■ **Dataset records**
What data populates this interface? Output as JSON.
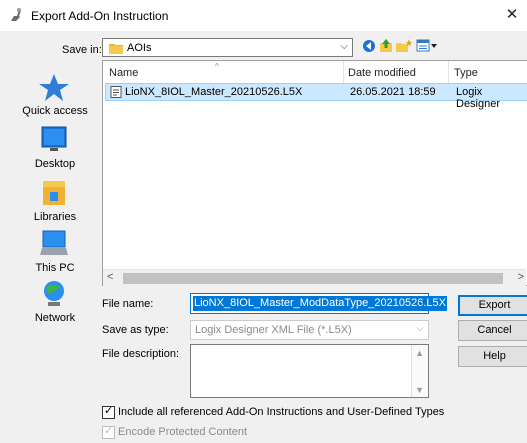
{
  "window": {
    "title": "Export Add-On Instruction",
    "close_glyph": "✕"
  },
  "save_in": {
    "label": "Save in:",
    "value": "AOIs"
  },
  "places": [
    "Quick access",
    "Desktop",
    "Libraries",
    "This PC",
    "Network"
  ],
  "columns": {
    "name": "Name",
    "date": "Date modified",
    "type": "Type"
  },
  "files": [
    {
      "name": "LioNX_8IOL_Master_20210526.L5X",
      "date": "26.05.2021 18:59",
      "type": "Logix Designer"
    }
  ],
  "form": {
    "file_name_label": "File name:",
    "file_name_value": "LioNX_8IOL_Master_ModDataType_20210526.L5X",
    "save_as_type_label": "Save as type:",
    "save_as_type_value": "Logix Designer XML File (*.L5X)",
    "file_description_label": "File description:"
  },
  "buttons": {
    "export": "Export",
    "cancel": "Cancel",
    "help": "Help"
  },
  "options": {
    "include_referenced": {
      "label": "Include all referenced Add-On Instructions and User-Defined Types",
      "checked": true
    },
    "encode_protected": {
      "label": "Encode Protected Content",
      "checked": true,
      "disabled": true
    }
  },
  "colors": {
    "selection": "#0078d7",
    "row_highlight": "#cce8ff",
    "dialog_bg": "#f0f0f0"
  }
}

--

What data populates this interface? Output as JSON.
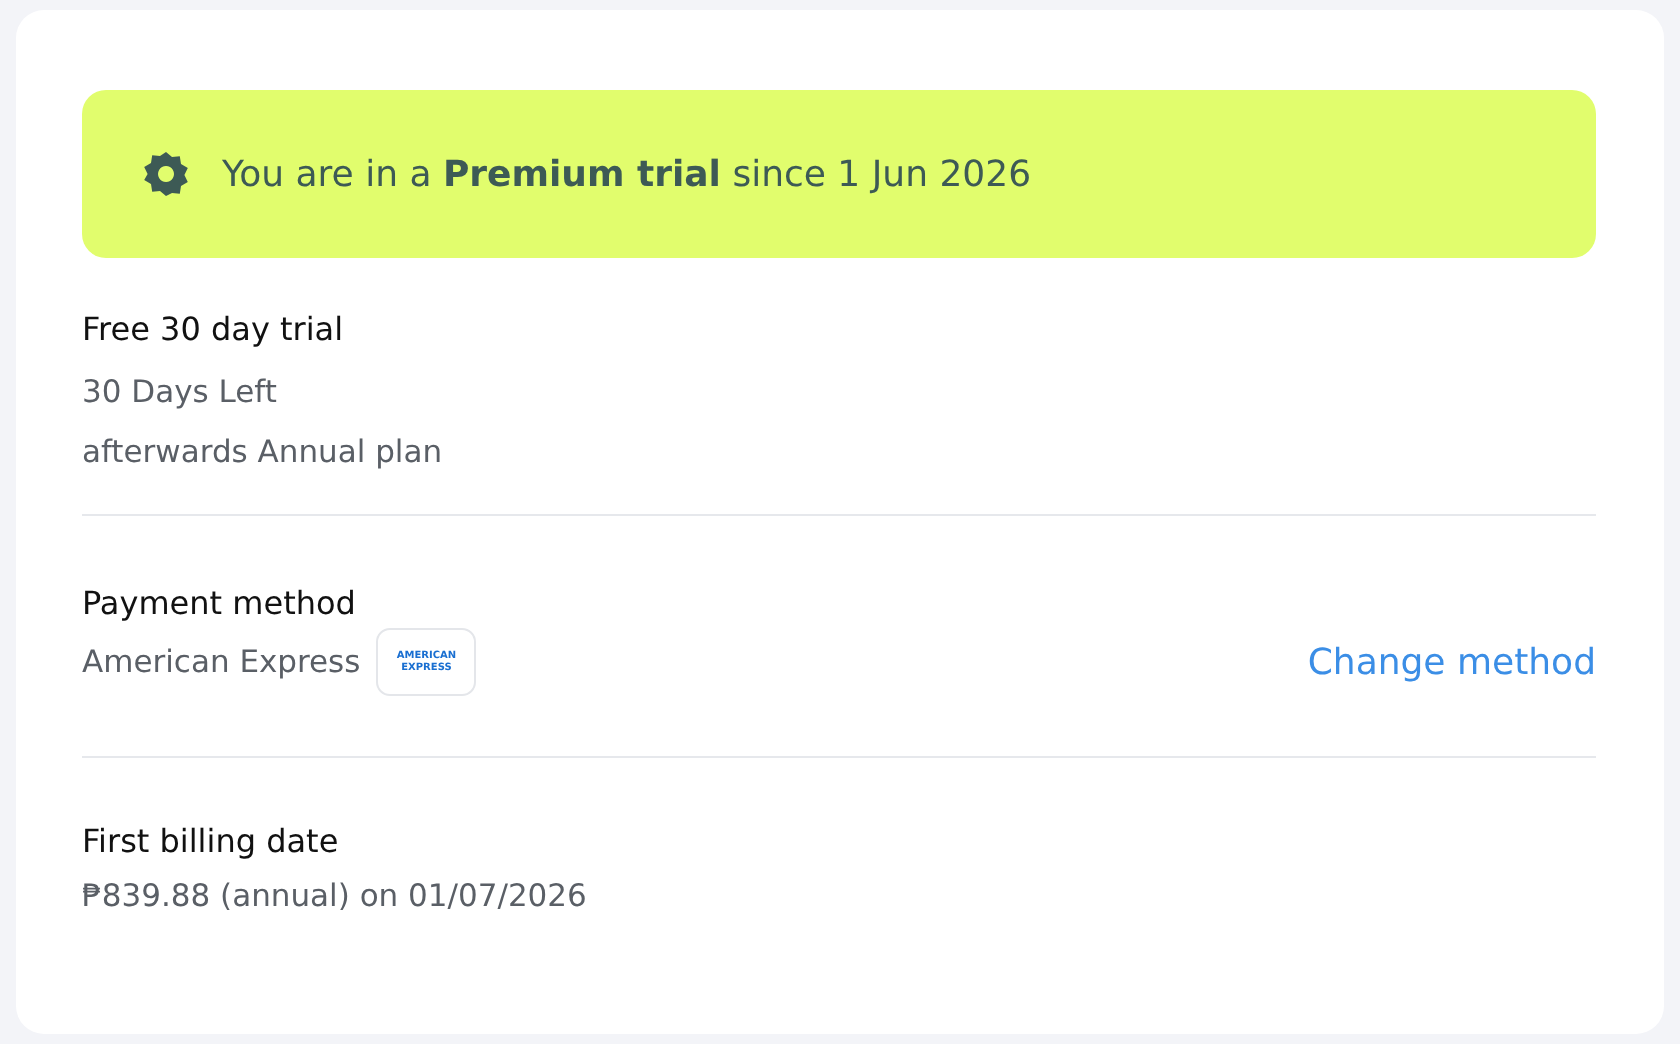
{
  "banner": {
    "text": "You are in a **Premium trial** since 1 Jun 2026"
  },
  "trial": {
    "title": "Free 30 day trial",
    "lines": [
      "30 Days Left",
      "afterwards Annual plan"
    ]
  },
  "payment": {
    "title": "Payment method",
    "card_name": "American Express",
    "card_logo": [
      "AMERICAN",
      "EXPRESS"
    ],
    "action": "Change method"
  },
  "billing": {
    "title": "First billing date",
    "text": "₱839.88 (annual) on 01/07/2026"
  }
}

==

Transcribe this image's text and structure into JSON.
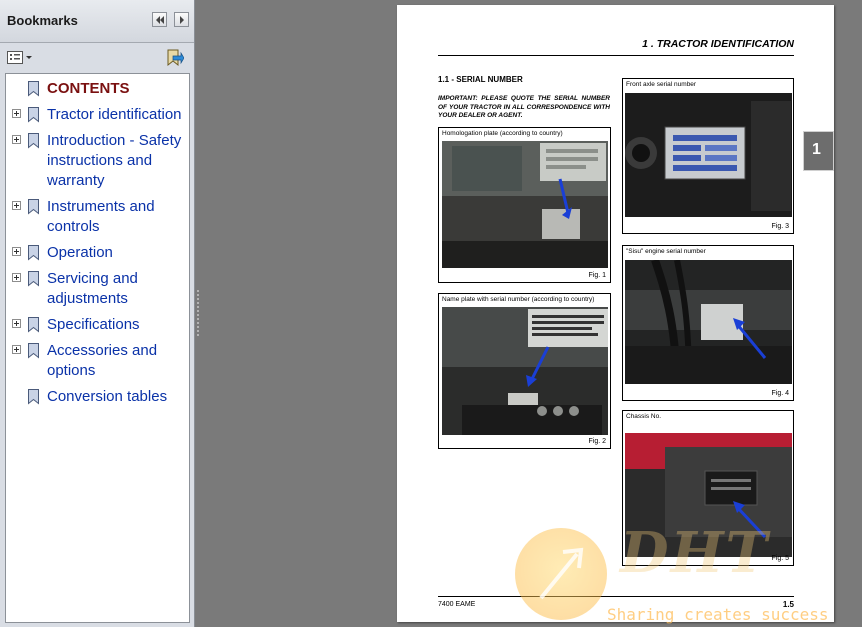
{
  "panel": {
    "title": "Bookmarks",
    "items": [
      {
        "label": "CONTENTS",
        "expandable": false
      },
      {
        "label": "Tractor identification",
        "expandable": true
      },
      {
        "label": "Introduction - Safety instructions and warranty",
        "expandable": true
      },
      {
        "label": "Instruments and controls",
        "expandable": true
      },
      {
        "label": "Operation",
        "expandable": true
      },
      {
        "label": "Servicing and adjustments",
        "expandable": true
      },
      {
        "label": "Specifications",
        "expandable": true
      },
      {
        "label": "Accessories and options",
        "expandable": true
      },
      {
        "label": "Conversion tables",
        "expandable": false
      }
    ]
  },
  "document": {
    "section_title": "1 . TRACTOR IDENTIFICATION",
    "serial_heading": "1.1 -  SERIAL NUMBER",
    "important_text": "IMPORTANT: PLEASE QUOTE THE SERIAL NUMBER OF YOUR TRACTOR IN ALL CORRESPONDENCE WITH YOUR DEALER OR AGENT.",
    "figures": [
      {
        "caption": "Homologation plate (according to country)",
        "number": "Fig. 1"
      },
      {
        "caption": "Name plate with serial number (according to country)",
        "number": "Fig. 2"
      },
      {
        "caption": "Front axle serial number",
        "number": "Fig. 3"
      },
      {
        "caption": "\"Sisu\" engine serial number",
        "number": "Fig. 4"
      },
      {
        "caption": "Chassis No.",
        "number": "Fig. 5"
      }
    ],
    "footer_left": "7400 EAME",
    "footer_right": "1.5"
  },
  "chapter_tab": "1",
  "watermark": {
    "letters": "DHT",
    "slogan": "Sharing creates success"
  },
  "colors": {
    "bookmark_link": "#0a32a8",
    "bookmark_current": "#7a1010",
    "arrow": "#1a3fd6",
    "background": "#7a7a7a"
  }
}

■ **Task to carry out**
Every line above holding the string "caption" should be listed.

■ **Worked solution**
        "caption": "Homologation plate (according to country)",
        "caption": "Name plate with serial number (according to country)",
        "caption": "Front axle serial number",
        "caption": "\"Sisu\" engine serial number",
        "caption": "Chassis No.",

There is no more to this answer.